Schools and administrations are the mainstay of education for the satisfaction of the people. However, according to the above analysis, the responsibilities that schools and educational authorities have to take for the education that people are unsatisfied with are quite different from what is usually imagined. In real life, parents often complain about schools forcing their children to stay up late preparing for examinations, while grumbling that schools stress is too light for assigning too little schoolwork to students. Likewise, the government often denounces schools prioritizing scores and ranking, while it is very happy for having a top scorer in the college entrance examination. Faced with this situation, we have reason to believe that schools and educational authorities may not be to blame or primarily to blame for the education that people are not satisfied with.

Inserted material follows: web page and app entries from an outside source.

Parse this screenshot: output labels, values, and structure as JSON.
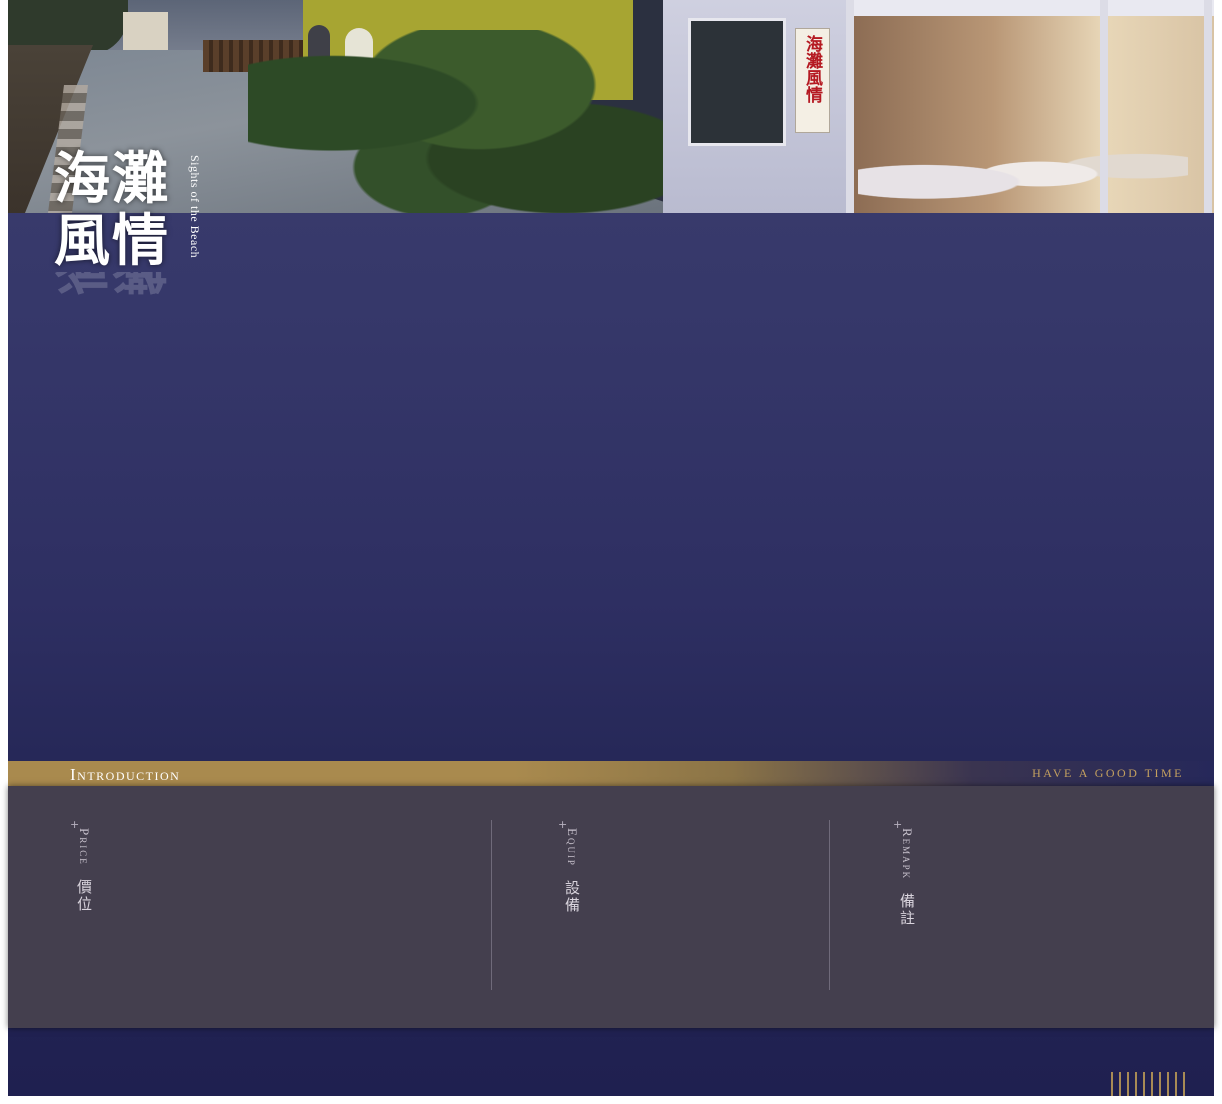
{
  "header": {
    "sign_text": "海灘風情",
    "title_zh": "海灘風情",
    "title_en": "Sights of the Beach"
  },
  "intro": {
    "title": "Introduction",
    "tagline": "have a good time"
  },
  "sections": [
    {
      "plus": "+",
      "label_en": "Price",
      "label_zh": "價位"
    },
    {
      "plus": "+",
      "label_en": "Equip",
      "label_zh": "設備"
    },
    {
      "plus": "+",
      "label_en": "Remapk",
      "label_zh": "備註"
    }
  ],
  "colors": {
    "background": "#ffffff",
    "page_navy": "#2e2f62",
    "gold_bar": "#a98a4e",
    "tagline": "#c4a05f",
    "panel": "#443f4e",
    "divider": "#6f6a7a"
  }
}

In saying this, it is not necessary to evade the responsibilities that schools and education departments should assume when analyzing the reasons why education in China is not satisfactory. Instead, I want to point out that the main responsibility of schools and education departments is not on the surface but at a deeper level, if we want to change the current situation and make China’s education entirely satisfactory. China has made basic education universally available and will soon popularize higher education. Therefore, people who are responsible for the merit-based selection mechanism are well-educated; what values they have and how they understand the function and opportunities of education has a direct impact on what role the merit-based selection mechanism will play and what educational culture China will have. Likewise, how they respond to the merit-based selection mechanism will also affect the value orientation and operational tendency of the schools where their children study. Of course, schools and even the entire educational sector have a lot to do to develop education that people are satisfied with. However, the most important job may be for students, for future members of the society, for government officials and parents of children, but also for educators, education decision-makers, and education administrators themselves to form more accurate education values, including a more correct view of education.

(The author is a member of the Academic Committee of Shanghai Academy)